Input data:
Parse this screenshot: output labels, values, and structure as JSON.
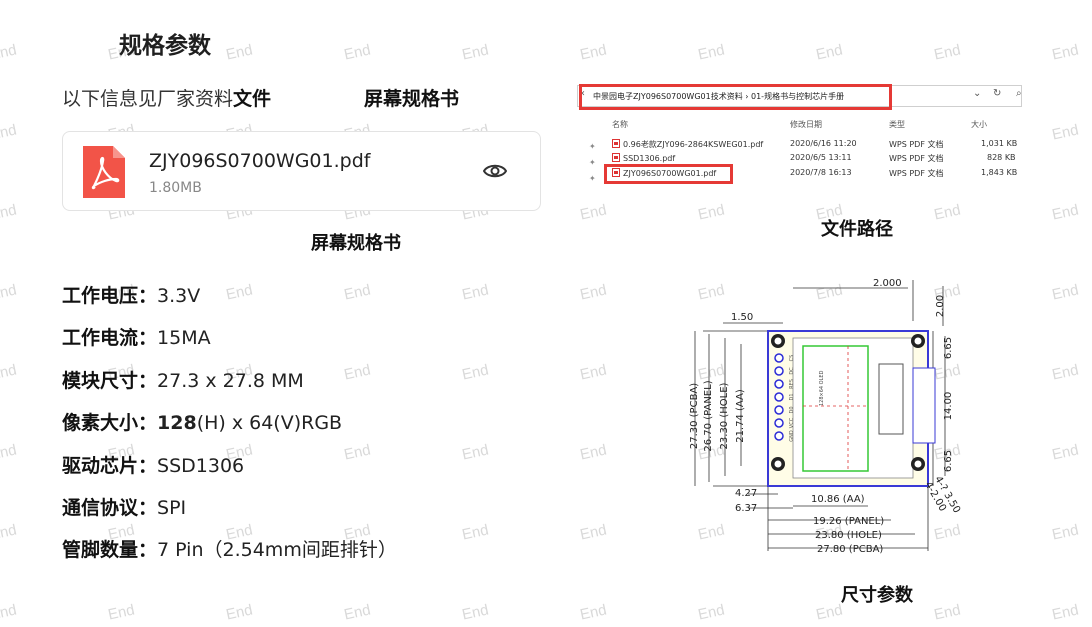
{
  "watermark": "End",
  "heading": "规格参数",
  "intro": {
    "prefix": "以下信息见厂家资料",
    "bold": "文件",
    "right": "屏幕规格书"
  },
  "file": {
    "name": "ZJY096S0700WG01.pdf",
    "size": "1.80MB",
    "icon": "pdf-icon",
    "action_icon": "eye-icon"
  },
  "file_caption": "屏幕规格书",
  "specs": [
    {
      "key": "工作电压：",
      "value": "3.3V"
    },
    {
      "key": "工作电流：",
      "value": "15MA"
    },
    {
      "key": "模块尺寸：",
      "value": "27.3 x 27.8 MM"
    },
    {
      "key": "像素大小：",
      "value_bold": "128",
      "value": "(H) x 64(V)RGB"
    },
    {
      "key": "驱动芯片：",
      "value": "SSD1306"
    },
    {
      "key": "通信协议：",
      "value": "SPI"
    },
    {
      "key": "管脚数量：",
      "value": "7 Pin（2.54mm间距排针）"
    }
  ],
  "explorer": {
    "path": "中景园电子ZJY096S0700WG01技术资料  ›  01-规格书与控制芯片手册",
    "columns": [
      "名称",
      "修改日期",
      "类型",
      "大小"
    ],
    "rows": [
      {
        "name": "0.96老款ZJY096-2864KSWEG01.pdf",
        "date": "2020/6/16 11:20",
        "type": "WPS PDF 文档",
        "size": "1,031 KB"
      },
      {
        "name": "SSD1306.pdf",
        "date": "2020/6/5 13:11",
        "type": "WPS PDF 文档",
        "size": "828 KB"
      },
      {
        "name": "ZJY096S0700WG01.pdf",
        "date": "2020/7/8 16:13",
        "type": "WPS PDF 文档",
        "size": "1,843 KB"
      }
    ]
  },
  "path_caption": "文件路径",
  "dimension_caption": "尺寸参数",
  "diagram": {
    "dims": {
      "top_hole_offset": "2.000",
      "top_right": "2.00",
      "left_top": "1.50",
      "pcba_h": "27.30 (PCBA)",
      "panel_h": "26.70 (PANEL)",
      "hole_h": "23.30 (HOLE)",
      "aa_h": "21.74 (AA)",
      "right_a": "6.65",
      "right_b": "14.00",
      "right_c": "6.65",
      "bottom_a": "4.27",
      "bottom_b": "6.37",
      "aa_w": "10.86 (AA)",
      "panel_w": "19.26 (PANEL)",
      "hole_w": "23.80 (HOLE)",
      "pcba_w": "27.80 (PCBA)",
      "hole_d1": "4-2.00",
      "hole_d2": "4-? 3.50"
    },
    "pins": [
      "GND",
      "VCC",
      "D0",
      "D1",
      "RES",
      "DC",
      "CS"
    ],
    "panel_text": "128×64 OLED"
  }
}
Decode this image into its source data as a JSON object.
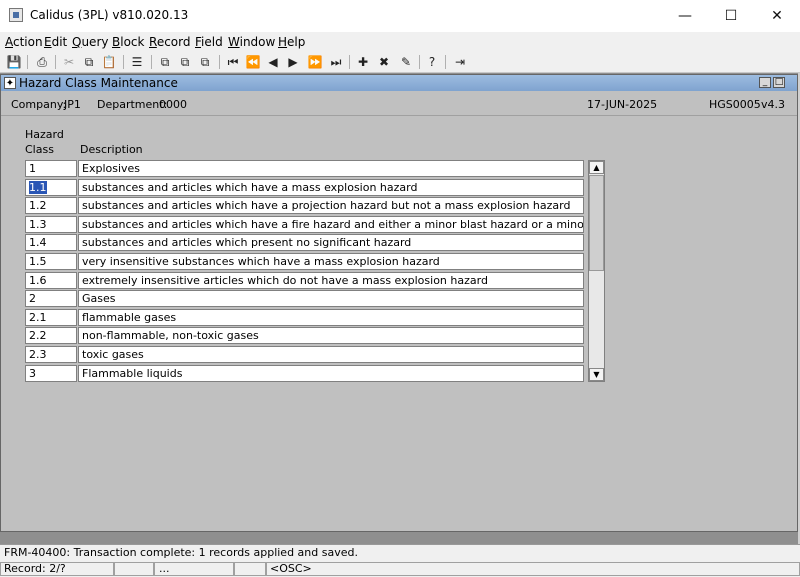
{
  "window": {
    "title": "Calidus (3PL) v810.020.13",
    "minimize": "—",
    "maximize": "☐",
    "close": "✕"
  },
  "menu": [
    {
      "u": "A",
      "rest": "ction"
    },
    {
      "u": "E",
      "rest": "dit"
    },
    {
      "u": "Q",
      "rest": "uery"
    },
    {
      "u": "B",
      "rest": "lock"
    },
    {
      "u": "R",
      "rest": "ecord"
    },
    {
      "u": "F",
      "rest": "ield"
    },
    {
      "u": "W",
      "rest": "indow"
    },
    {
      "u": "H",
      "rest": "elp"
    }
  ],
  "toolbar": {
    "save": "💾",
    "print": "⎙",
    "cut": "✂",
    "copy": "⧉",
    "paste": "📋",
    "list": "☰",
    "t1": "⧉",
    "t2": "⧉",
    "t3": "⧉",
    "first": "⏮",
    "prev_block": "⏪",
    "prev": "◀",
    "next": "▶",
    "next_block": "⏩",
    "last": "⏭",
    "insert": "✚",
    "delete": "✖",
    "clear": "✎",
    "help": "?",
    "exit": "⇥"
  },
  "form": {
    "title": "Hazard Class Maintenance",
    "icon": "✦",
    "min": "_",
    "max": "□",
    "company_label": "Company:",
    "company": "JP1",
    "department_label": "Department:",
    "department": "0000",
    "date": "17-JUN-2025",
    "form_id": "HGS0005",
    "version": "v4.3",
    "col_class_1": "Hazard",
    "col_class_2": "Class",
    "col_desc": "Description",
    "rows": [
      {
        "cls": "1",
        "desc": "Explosives"
      },
      {
        "cls": "1.1",
        "desc": "substances and articles which have a mass explosion hazard"
      },
      {
        "cls": "1.2",
        "desc": "substances and articles which have a projection hazard but not a mass explosion hazard"
      },
      {
        "cls": "1.3",
        "desc": "substances and articles which have a fire hazard and either a minor blast hazard or a minor projection hazard"
      },
      {
        "cls": "1.4",
        "desc": "substances and articles which present no significant hazard"
      },
      {
        "cls": "1.5",
        "desc": "very insensitive substances which have a mass explosion hazard"
      },
      {
        "cls": "1.6",
        "desc": "extremely insensitive articles which do not have a mass explosion hazard"
      },
      {
        "cls": "2",
        "desc": "Gases"
      },
      {
        "cls": "2.1",
        "desc": "flammable gases"
      },
      {
        "cls": "2.2",
        "desc": "non-flammable, non-toxic gases"
      },
      {
        "cls": "2.3",
        "desc": "toxic gases"
      },
      {
        "cls": "3",
        "desc": "Flammable liquids"
      }
    ],
    "selected_row": 1,
    "scroll_up": "▲",
    "scroll_down": "▼"
  },
  "message": "FRM-40400: Transaction complete: 1 records applied and saved.",
  "status": {
    "record": "Record: 2/?",
    "seg3": "...",
    "osc": "<OSC>"
  }
}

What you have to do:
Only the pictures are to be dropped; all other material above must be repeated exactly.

Solution to this problem:
Parse this screenshot: output labels, values, and structure as JSON.
{
  "watermark": "End",
  "heading": "规格参数",
  "intro": {
    "prefix": "以下信息见厂家资料",
    "bold": "文件",
    "right": "屏幕规格书"
  },
  "file": {
    "name": "ZJY096S0700WG01.pdf",
    "size": "1.80MB",
    "icon": "pdf-icon",
    "action_icon": "eye-icon"
  },
  "file_caption": "屏幕规格书",
  "specs": [
    {
      "key": "工作电压：",
      "value": "3.3V"
    },
    {
      "key": "工作电流：",
      "value": "15MA"
    },
    {
      "key": "模块尺寸：",
      "value": "27.3 x 27.8 MM"
    },
    {
      "key": "像素大小：",
      "value_bold": "128",
      "value": "(H) x 64(V)RGB"
    },
    {
      "key": "驱动芯片：",
      "value": "SSD1306"
    },
    {
      "key": "通信协议：",
      "value": "SPI"
    },
    {
      "key": "管脚数量：",
      "value": "7 Pin（2.54mm间距排针）"
    }
  ],
  "explorer": {
    "path": "中景园电子ZJY096S0700WG01技术资料  ›  01-规格书与控制芯片手册",
    "columns": [
      "名称",
      "修改日期",
      "类型",
      "大小"
    ],
    "rows": [
      {
        "name": "0.96老款ZJY096-2864KSWEG01.pdf",
        "date": "2020/6/16 11:20",
        "type": "WPS PDF 文档",
        "size": "1,031 KB"
      },
      {
        "name": "SSD1306.pdf",
        "date": "2020/6/5 13:11",
        "type": "WPS PDF 文档",
        "size": "828 KB"
      },
      {
        "name": "ZJY096S0700WG01.pdf",
        "date": "2020/7/8 16:13",
        "type": "WPS PDF 文档",
        "size": "1,843 KB"
      }
    ]
  },
  "path_caption": "文件路径",
  "dimension_caption": "尺寸参数",
  "diagram": {
    "dims": {
      "top_hole_offset": "2.000",
      "top_right": "2.00",
      "left_top": "1.50",
      "pcba_h": "27.30 (PCBA)",
      "panel_h": "26.70 (PANEL)",
      "hole_h": "23.30 (HOLE)",
      "aa_h": "21.74 (AA)",
      "right_a": "6.65",
      "right_b": "14.00",
      "right_c": "6.65",
      "bottom_a": "4.27",
      "bottom_b": "6.37",
      "aa_w": "10.86 (AA)",
      "panel_w": "19.26 (PANEL)",
      "hole_w": "23.80 (HOLE)",
      "pcba_w": "27.80 (PCBA)",
      "hole_d1": "4-2.00",
      "hole_d2": "4-? 3.50"
    },
    "pins": [
      "GND",
      "VCC",
      "D0",
      "D1",
      "RES",
      "DC",
      "CS"
    ],
    "panel_text": "128×64 OLED"
  }
}
Decode this image into its source data as a JSON object.
{
  "window": {
    "title": "Calidus (3PL) v810.020.13",
    "minimize": "—",
    "maximize": "☐",
    "close": "✕"
  },
  "menu": [
    {
      "u": "A",
      "rest": "ction"
    },
    {
      "u": "E",
      "rest": "dit"
    },
    {
      "u": "Q",
      "rest": "uery"
    },
    {
      "u": "B",
      "rest": "lock"
    },
    {
      "u": "R",
      "rest": "ecord"
    },
    {
      "u": "F",
      "rest": "ield"
    },
    {
      "u": "W",
      "rest": "indow"
    },
    {
      "u": "H",
      "rest": "elp"
    }
  ],
  "toolbar": {
    "save": "💾",
    "print": "⎙",
    "cut": "✂",
    "copy": "⧉",
    "paste": "📋",
    "list": "☰",
    "t1": "⧉",
    "t2": "⧉",
    "t3": "⧉",
    "first": "⏮",
    "prev_block": "⏪",
    "prev": "◀",
    "next": "▶",
    "next_block": "⏩",
    "last": "⏭",
    "insert": "✚",
    "delete": "✖",
    "clear": "✎",
    "help": "?",
    "exit": "⇥"
  },
  "form": {
    "title": "Hazard Class Maintenance",
    "icon": "✦",
    "min": "_",
    "max": "□",
    "company_label": "Company:",
    "company": "JP1",
    "department_label": "Department:",
    "department": "0000",
    "date": "17-JUN-2025",
    "form_id": "HGS0005",
    "version": "v4.3",
    "col_class_1": "Hazard",
    "col_class_2": "Class",
    "col_desc": "Description",
    "rows": [
      {
        "cls": "1",
        "desc": "Explosives"
      },
      {
        "cls": "1.1",
        "desc": "substances and articles which have a mass explosion hazard"
      },
      {
        "cls": "1.2",
        "desc": "substances and articles which have a projection hazard but not a mass explosion hazard"
      },
      {
        "cls": "1.3",
        "desc": "substances and articles which have a fire hazard and either a minor blast hazard or a minor projection hazard"
      },
      {
        "cls": "1.4",
        "desc": "substances and articles which present no significant hazard"
      },
      {
        "cls": "1.5",
        "desc": "very insensitive substances which have a mass explosion hazard"
      },
      {
        "cls": "1.6",
        "desc": "extremely insensitive articles which do not have a mass explosion hazard"
      },
      {
        "cls": "2",
        "desc": "Gases"
      },
      {
        "cls": "2.1",
        "desc": "flammable gases"
      },
      {
        "cls": "2.2",
        "desc": "non-flammable, non-toxic gases"
      },
      {
        "cls": "2.3",
        "desc": "toxic gases"
      },
      {
        "cls": "3",
        "desc": "Flammable liquids"
      }
    ],
    "selected_row": 1,
    "scroll_up": "▲",
    "scroll_down": "▼"
  },
  "message": "FRM-40400: Transaction complete: 1 records applied and saved.",
  "status": {
    "record": "Record: 2/?",
    "seg3": "...",
    "osc": "<OSC>"
  }
}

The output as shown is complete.